Data about app and page elements:
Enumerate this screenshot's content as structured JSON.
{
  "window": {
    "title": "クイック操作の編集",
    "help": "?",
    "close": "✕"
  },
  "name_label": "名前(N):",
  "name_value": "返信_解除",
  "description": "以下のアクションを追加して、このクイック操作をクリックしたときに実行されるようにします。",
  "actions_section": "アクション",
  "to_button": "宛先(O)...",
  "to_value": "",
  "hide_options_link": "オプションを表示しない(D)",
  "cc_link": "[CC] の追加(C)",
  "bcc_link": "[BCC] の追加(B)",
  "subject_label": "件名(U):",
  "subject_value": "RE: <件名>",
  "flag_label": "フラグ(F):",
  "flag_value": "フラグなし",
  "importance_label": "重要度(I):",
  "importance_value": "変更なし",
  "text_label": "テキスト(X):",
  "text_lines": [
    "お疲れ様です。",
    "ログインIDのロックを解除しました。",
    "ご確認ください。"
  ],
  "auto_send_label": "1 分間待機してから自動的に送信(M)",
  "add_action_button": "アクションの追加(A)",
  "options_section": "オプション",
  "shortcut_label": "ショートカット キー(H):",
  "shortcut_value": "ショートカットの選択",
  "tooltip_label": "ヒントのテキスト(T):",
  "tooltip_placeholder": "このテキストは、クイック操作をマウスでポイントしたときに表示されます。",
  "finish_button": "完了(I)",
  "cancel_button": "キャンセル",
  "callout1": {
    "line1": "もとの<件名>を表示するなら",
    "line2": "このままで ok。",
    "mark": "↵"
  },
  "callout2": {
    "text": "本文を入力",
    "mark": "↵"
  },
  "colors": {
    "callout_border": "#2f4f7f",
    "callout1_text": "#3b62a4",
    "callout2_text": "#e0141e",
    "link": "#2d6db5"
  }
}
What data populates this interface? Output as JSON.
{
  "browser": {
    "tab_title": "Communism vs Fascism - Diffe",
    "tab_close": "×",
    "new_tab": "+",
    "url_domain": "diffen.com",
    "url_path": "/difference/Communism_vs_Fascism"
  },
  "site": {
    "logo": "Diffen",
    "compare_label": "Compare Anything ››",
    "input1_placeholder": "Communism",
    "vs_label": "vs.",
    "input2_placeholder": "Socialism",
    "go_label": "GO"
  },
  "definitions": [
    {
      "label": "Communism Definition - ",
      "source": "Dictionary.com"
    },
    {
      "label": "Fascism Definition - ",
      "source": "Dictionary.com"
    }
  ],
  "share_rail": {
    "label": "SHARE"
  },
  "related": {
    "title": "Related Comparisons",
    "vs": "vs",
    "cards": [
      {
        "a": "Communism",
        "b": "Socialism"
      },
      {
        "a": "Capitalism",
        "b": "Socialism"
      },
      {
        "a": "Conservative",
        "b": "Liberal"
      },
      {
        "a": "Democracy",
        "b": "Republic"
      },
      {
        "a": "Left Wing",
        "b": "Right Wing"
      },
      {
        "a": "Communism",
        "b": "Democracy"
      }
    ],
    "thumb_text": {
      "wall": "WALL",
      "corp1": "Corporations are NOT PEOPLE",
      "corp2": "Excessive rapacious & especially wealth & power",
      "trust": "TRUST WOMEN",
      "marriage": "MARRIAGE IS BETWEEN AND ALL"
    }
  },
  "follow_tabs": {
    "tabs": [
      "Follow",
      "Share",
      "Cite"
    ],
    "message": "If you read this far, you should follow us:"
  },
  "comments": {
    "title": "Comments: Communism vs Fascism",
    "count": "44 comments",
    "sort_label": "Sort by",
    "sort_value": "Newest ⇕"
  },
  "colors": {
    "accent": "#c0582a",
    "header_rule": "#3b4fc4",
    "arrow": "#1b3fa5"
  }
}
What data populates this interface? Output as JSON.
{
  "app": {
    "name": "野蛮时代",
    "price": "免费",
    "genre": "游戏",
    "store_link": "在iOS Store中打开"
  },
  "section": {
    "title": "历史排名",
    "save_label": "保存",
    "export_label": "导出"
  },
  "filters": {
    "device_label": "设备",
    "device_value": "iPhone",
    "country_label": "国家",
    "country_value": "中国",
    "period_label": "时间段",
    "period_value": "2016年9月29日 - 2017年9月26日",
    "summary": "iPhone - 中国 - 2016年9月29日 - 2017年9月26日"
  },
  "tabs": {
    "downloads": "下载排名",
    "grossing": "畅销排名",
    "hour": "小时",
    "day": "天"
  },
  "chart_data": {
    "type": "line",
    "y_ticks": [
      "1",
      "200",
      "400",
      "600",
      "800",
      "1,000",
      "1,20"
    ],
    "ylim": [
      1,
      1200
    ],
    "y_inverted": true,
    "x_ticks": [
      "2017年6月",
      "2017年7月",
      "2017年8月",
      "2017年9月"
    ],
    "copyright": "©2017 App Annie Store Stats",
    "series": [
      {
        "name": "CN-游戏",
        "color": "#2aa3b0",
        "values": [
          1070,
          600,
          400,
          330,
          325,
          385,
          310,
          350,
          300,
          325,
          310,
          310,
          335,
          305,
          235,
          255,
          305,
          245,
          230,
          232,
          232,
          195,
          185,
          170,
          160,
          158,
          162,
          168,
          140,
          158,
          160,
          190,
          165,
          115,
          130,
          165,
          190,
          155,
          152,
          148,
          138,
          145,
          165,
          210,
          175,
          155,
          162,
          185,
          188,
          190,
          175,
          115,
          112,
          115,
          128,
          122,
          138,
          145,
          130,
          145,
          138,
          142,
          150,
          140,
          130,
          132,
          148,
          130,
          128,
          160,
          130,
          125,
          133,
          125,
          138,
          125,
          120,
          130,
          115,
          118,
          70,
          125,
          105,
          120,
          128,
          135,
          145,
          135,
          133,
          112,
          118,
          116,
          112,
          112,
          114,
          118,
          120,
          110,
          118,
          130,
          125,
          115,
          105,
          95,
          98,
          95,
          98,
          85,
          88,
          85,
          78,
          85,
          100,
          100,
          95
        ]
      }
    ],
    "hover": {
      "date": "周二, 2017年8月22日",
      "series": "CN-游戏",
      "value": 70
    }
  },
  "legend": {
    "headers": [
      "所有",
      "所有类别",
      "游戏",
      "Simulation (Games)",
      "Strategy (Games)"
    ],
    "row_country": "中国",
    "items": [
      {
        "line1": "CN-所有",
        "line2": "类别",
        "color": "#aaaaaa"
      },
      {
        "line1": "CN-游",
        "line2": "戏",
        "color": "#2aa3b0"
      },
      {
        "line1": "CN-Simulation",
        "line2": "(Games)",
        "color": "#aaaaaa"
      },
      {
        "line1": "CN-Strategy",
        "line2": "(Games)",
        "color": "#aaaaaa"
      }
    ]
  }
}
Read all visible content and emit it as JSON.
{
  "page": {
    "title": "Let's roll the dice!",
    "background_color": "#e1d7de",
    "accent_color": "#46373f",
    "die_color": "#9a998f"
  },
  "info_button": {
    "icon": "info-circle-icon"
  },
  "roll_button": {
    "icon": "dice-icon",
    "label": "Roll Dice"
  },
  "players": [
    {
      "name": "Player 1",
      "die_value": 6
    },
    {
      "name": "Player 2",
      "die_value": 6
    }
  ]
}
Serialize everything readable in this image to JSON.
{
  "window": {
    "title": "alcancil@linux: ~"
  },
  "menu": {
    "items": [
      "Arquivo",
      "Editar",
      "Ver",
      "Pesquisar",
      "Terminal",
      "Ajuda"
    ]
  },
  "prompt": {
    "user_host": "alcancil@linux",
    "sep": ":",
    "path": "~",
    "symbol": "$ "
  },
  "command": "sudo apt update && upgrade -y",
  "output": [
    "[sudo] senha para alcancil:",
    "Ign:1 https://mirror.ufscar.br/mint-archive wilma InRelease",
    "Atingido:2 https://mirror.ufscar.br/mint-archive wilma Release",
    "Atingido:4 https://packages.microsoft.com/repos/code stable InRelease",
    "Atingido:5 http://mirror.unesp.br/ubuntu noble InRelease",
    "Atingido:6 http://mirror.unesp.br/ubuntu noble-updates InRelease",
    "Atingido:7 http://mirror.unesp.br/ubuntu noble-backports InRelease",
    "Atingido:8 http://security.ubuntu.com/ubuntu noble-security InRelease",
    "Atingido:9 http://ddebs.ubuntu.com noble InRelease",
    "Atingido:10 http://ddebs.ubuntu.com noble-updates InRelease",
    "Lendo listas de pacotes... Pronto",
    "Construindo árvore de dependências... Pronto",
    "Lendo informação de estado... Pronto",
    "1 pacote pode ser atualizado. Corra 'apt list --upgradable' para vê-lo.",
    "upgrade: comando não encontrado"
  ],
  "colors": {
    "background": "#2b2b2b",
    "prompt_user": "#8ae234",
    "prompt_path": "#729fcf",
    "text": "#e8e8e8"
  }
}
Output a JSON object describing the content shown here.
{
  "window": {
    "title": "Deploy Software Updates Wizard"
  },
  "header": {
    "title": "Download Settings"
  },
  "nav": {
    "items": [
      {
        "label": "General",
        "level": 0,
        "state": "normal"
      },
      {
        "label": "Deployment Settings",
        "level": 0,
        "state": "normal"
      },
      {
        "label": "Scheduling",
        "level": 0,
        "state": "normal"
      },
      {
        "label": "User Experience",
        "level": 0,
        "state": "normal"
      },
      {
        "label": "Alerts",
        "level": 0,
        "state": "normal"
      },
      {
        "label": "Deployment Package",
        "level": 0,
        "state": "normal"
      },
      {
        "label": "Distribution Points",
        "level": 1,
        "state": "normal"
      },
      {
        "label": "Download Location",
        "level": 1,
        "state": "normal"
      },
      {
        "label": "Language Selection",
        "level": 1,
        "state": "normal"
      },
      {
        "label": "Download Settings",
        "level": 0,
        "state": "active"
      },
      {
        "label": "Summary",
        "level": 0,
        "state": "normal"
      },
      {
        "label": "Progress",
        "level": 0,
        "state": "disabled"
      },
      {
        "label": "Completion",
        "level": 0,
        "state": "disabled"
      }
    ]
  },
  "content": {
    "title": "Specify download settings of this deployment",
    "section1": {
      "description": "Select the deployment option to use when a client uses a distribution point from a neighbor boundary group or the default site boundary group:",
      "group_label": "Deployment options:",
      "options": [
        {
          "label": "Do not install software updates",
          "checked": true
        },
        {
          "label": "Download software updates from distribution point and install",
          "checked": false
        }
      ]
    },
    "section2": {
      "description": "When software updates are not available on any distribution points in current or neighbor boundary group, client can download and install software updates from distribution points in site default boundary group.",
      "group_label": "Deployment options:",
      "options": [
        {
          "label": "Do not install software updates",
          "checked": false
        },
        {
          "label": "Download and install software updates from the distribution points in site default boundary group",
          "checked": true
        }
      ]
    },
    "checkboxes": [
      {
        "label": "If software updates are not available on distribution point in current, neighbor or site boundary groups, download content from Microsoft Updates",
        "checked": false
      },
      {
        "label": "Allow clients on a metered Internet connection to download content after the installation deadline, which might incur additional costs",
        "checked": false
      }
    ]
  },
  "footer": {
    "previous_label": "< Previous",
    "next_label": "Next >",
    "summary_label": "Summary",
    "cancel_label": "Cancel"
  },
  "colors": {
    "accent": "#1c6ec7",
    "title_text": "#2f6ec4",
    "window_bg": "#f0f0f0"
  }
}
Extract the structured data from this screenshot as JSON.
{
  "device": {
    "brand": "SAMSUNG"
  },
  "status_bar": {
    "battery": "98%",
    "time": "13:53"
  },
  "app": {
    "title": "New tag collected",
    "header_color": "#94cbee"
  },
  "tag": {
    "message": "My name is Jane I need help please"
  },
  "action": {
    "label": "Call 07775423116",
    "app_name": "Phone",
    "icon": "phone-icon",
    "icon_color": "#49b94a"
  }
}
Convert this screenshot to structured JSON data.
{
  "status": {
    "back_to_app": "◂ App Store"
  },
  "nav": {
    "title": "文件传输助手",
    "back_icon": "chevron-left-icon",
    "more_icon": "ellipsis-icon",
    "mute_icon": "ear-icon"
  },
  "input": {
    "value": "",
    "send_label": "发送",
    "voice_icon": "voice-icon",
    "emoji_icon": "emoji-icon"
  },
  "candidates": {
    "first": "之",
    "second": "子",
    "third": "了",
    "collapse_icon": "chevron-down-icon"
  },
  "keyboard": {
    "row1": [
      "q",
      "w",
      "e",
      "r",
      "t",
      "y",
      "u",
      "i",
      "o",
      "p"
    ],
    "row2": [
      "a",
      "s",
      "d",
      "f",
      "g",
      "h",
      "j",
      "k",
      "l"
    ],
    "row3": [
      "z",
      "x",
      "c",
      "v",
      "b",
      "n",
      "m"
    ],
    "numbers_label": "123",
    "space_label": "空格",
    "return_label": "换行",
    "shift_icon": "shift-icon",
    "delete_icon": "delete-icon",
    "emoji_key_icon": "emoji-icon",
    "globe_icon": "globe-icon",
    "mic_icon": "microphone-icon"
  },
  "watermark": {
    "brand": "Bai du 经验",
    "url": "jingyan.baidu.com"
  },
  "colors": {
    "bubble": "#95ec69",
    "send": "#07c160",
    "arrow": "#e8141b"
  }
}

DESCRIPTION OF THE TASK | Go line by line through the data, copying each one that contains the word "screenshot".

THE COMPLETED TASK |
Enumerate this screenshot's content as structured JSON.
Extract the structured data from this screenshot as JSON.
Convert this screenshot to structured JSON data.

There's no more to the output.